Expert:  Ben Jones replied 2 years ago.
Hello, I see you have read my response to your query. Please let me know if this has answered your original question or if you need me to clarify anything else for you in relation to this? If your query has been dealt with please take a second to leave a positive rating by selecting 3, 4 or 5 starts from the top of the page. If you need further help please get back to me on here and I will assist as best as I can. Thank you.
Customer: replied 2 years ago.
I don't understand why you say a claim for breach of contract will not get me very far. It's not about "very far".
I don't think my case is worth a fortune, but I think that breach of contract could still be worth the one month notice period (£1300), or something anyway. I though you might make that point to me...(I also think that if I log a claim with the small claim court for that amount they will probably will not fight it as it will not be worth their expenses - I've seen it happen before). By the way, I cannot go through ACAS as I got my dates wrong and now it's past the deadline.
And just out of curiosity, I have used this site a few times over the last few years, and somehow you are unfailingly the first lawyer that pops us to answer my question, as soon as it is posted.
How can that be (sheer curiosity)?
Expert:  Ben Jones replied 2 years ago.
Hello, when I say it won't get you very far, I really mean that it is not going to be a valid claim - where is the breach of contract here? It is not like the employer dismissed you and did not pay you the notice period due to you. You resigned, that was your decision. The reasons behind that would not amount to a breach of contract for which you can make a claim to pursue your notice period or anything else. So it is about being realistic, not just trying to pursue things which you feel strongly about but which you cannot make a claim for.
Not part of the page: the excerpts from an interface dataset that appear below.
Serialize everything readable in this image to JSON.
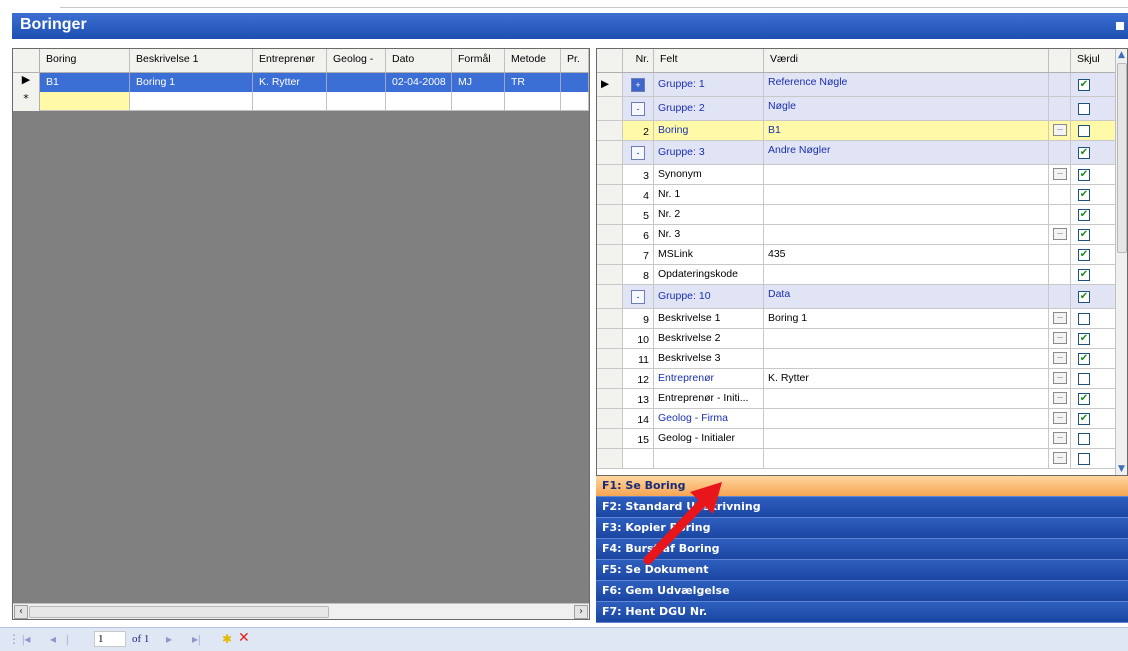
{
  "window": {
    "title": "Boringer"
  },
  "left_grid": {
    "columns": [
      "Boring",
      "Beskrivelse 1",
      "Entreprenør",
      "Geolog -",
      "Dato",
      "Formål",
      "Metode",
      "Pr."
    ],
    "rows": [
      [
        "B1",
        "Boring 1",
        "K. Rytter",
        "",
        "02-04-2008",
        "MJ",
        "TR",
        ""
      ]
    ],
    "selected_marker": "▶",
    "new_row_marker": "*"
  },
  "right_grid": {
    "columns": [
      "Nr.",
      "Felt",
      "Værdi",
      "",
      "Skjul"
    ],
    "rows": [
      {
        "kind": "group",
        "button": "+",
        "felt": "Gruppe: 1",
        "value": "Reference Nøgle",
        "hide": true,
        "current": true
      },
      {
        "kind": "group",
        "button": "-",
        "felt": "Gruppe: 2",
        "value": "Nøgle",
        "hide": false
      },
      {
        "kind": "highlight",
        "nr": "2",
        "felt": "Boring",
        "value": "B1",
        "ellipsis": true,
        "hide": false
      },
      {
        "kind": "group",
        "button": "-",
        "felt": "Gruppe: 3",
        "value": "Andre Nøgler",
        "hide": true
      },
      {
        "kind": "field",
        "nr": "3",
        "felt": "Synonym",
        "value": "",
        "ellipsis": true,
        "hide": true
      },
      {
        "kind": "field",
        "nr": "4",
        "felt": "Nr. 1",
        "value": "",
        "ellipsis": false,
        "hide": true
      },
      {
        "kind": "field",
        "nr": "5",
        "felt": "Nr. 2",
        "value": "",
        "ellipsis": false,
        "hide": true
      },
      {
        "kind": "field",
        "nr": "6",
        "felt": "Nr. 3",
        "value": "",
        "ellipsis": true,
        "hide": true
      },
      {
        "kind": "field",
        "nr": "7",
        "felt": "MSLink",
        "value": "435",
        "ellipsis": false,
        "hide": true
      },
      {
        "kind": "field",
        "nr": "8",
        "felt": "Opdateringskode",
        "value": "",
        "ellipsis": false,
        "hide": true
      },
      {
        "kind": "group",
        "button": "-",
        "felt": "Gruppe: 10",
        "value": "Data",
        "hide": true
      },
      {
        "kind": "field",
        "nr": "9",
        "felt": "Beskrivelse 1",
        "value": "Boring 1",
        "ellipsis": true,
        "hide": false
      },
      {
        "kind": "field",
        "nr": "10",
        "felt": "Beskrivelse 2",
        "value": "",
        "ellipsis": true,
        "hide": true
      },
      {
        "kind": "field",
        "nr": "11",
        "felt": "Beskrivelse 3",
        "value": "",
        "ellipsis": true,
        "hide": true
      },
      {
        "kind": "blue",
        "nr": "12",
        "felt": "Entreprenør",
        "value": "K. Rytter",
        "ellipsis": true,
        "hide": false
      },
      {
        "kind": "field",
        "nr": "13",
        "felt": "Entreprenør - Initi...",
        "value": "",
        "ellipsis": true,
        "hide": true
      },
      {
        "kind": "blue",
        "nr": "14",
        "felt": "Geolog - Firma",
        "value": "",
        "ellipsis": true,
        "hide": true
      },
      {
        "kind": "field",
        "nr": "15",
        "felt": "Geolog - Initialer",
        "value": "",
        "ellipsis": true,
        "hide": false
      },
      {
        "kind": "field",
        "nr": "",
        "felt": "",
        "value": "",
        "ellipsis": true,
        "hide": false
      }
    ]
  },
  "commands": [
    "F1: Se Boring",
    "F2: Standard Udskrivning",
    "F3: Kopier Boring",
    "F4: Burst af Boring",
    "F5: Se Dokument",
    "F6: Gem Udvælgelse",
    "F7: Hent DGU Nr."
  ],
  "active_command_index": 0,
  "navigator": {
    "page": "1",
    "of_label": "of 1"
  },
  "colors": {
    "title_bar": "#1d4fb3",
    "command_bar": "#1b46a2",
    "active_command": "#f6a552",
    "arrow": "#e8151b"
  }
}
On that note, I am afraid I will have to end my involvement with this question because it is becoming uneconomical for me to continue as I have not been credited for my time, which has been quite a lot on this matter. I hope your position has been explained
Expert:  Ben Jones replied 2 years ago.
Hello, do you need any further assistance or are you happy with the above response? Look forward to hearing from you.